DATA:
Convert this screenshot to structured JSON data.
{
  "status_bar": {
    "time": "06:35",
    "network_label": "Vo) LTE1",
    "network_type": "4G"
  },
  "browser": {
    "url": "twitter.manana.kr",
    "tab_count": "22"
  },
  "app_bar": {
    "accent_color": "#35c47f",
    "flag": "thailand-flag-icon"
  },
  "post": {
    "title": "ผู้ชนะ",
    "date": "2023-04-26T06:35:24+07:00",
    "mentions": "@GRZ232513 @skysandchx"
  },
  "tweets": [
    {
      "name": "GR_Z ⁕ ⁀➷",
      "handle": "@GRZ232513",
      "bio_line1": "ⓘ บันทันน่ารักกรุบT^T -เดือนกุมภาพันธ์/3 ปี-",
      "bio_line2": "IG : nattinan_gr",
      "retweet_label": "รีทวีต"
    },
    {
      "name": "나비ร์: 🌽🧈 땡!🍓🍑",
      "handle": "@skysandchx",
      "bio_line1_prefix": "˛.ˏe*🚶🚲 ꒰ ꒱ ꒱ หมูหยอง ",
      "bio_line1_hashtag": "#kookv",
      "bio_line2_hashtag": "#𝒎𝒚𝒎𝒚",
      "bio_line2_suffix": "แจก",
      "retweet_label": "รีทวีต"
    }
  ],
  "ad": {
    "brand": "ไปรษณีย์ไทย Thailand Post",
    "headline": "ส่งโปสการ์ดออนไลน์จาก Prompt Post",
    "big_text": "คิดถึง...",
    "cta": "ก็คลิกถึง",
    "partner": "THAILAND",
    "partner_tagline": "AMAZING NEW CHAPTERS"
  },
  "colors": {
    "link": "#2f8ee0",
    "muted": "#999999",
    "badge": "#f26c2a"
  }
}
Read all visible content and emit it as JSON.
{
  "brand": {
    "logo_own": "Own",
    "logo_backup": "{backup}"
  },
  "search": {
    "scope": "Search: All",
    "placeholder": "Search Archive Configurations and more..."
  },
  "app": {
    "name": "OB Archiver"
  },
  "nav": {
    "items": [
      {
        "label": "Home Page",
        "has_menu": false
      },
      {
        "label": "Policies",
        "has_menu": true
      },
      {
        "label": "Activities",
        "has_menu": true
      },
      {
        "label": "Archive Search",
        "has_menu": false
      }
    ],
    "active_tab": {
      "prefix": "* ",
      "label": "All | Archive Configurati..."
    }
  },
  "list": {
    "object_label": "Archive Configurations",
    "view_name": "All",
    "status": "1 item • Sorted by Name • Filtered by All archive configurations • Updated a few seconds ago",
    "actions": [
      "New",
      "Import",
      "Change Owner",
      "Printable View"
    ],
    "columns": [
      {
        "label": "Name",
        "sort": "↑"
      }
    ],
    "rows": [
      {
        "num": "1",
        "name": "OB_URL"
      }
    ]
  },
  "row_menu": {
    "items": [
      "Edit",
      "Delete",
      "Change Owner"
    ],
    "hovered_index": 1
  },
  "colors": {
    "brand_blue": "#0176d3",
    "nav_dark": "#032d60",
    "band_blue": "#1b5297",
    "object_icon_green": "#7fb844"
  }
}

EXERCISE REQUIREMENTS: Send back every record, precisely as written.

REPLY TO THE EXERCISE:
Convert this screenshot to structured JSON data.
{
  "status_bar": {
    "time": "06:35",
    "network_label": "Vo) LTE1",
    "network_type": "4G"
  },
  "browser": {
    "url": "twitter.manana.kr",
    "tab_count": "22"
  },
  "app_bar": {
    "accent_color": "#35c47f",
    "flag": "thailand-flag-icon"
  },
  "post": {
    "title": "ผู้ชนะ",
    "date": "2023-04-26T06:35:24+07:00",
    "mentions": "@GRZ232513 @skysandchx"
  },
  "tweets": [
    {
      "name": "GR_Z ⁕ ⁀➷",
      "handle": "@GRZ232513",
      "bio_line1": "ⓘ บันทันน่ารักกรุบT^T -เดือนกุมภาพันธ์/3 ปี-",
      "bio_line2": "IG : nattinan_gr",
      "retweet_label": "รีทวีต"
    },
    {
      "name": "나비ร์: 🌽🧈 땡!🍓🍑",
      "handle": "@skysandchx",
      "bio_line1_prefix": "˛.ˏe*🚶🚲 ꒰ ꒱ ꒱ หมูหยอง ",
      "bio_line1_hashtag": "#kookv",
      "bio_line2_hashtag": "#𝒎𝒚𝒎𝒚",
      "bio_line2_suffix": "แจก",
      "retweet_label": "รีทวีต"
    }
  ],
  "ad": {
    "brand": "ไปรษณีย์ไทย Thailand Post",
    "headline": "ส่งโปสการ์ดออนไลน์จาก Prompt Post",
    "big_text": "คิดถึง...",
    "cta": "ก็คลิกถึง",
    "partner": "THAILAND",
    "partner_tagline": "AMAZING NEW CHAPTERS"
  },
  "colors": {
    "link": "#2f8ee0",
    "muted": "#999999",
    "badge": "#f26c2a"
  }
}
Read all visible content and emit it as JSON.
{
  "brand": {
    "logo_own": "Own",
    "logo_backup": "{backup}"
  },
  "search": {
    "scope": "Search: All",
    "placeholder": "Search Archive Configurations and more..."
  },
  "app": {
    "name": "OB Archiver"
  },
  "nav": {
    "items": [
      {
        "label": "Home Page",
        "has_menu": false
      },
      {
        "label": "Policies",
        "has_menu": true
      },
      {
        "label": "Activities",
        "has_menu": true
      },
      {
        "label": "Archive Search",
        "has_menu": false
      }
    ],
    "active_tab": {
      "prefix": "* ",
      "label": "All | Archive Configurati..."
    }
  },
  "list": {
    "object_label": "Archive Configurations",
    "view_name": "All",
    "status": "1 item • Sorted by Name • Filtered by All archive configurations • Updated a few seconds ago",
    "actions": [
      "New",
      "Import",
      "Change Owner",
      "Printable View"
    ],
    "columns": [
      {
        "label": "Name",
        "sort": "↑"
      }
    ],
    "rows": [
      {
        "num": "1",
        "name": "OB_URL"
      }
    ]
  },
  "row_menu": {
    "items": [
      "Edit",
      "Delete",
      "Change Owner"
    ],
    "hovered_index": 1
  },
  "colors": {
    "brand_blue": "#0176d3",
    "nav_dark": "#032d60",
    "band_blue": "#1b5297",
    "object_icon_green": "#7fb844"
  }
}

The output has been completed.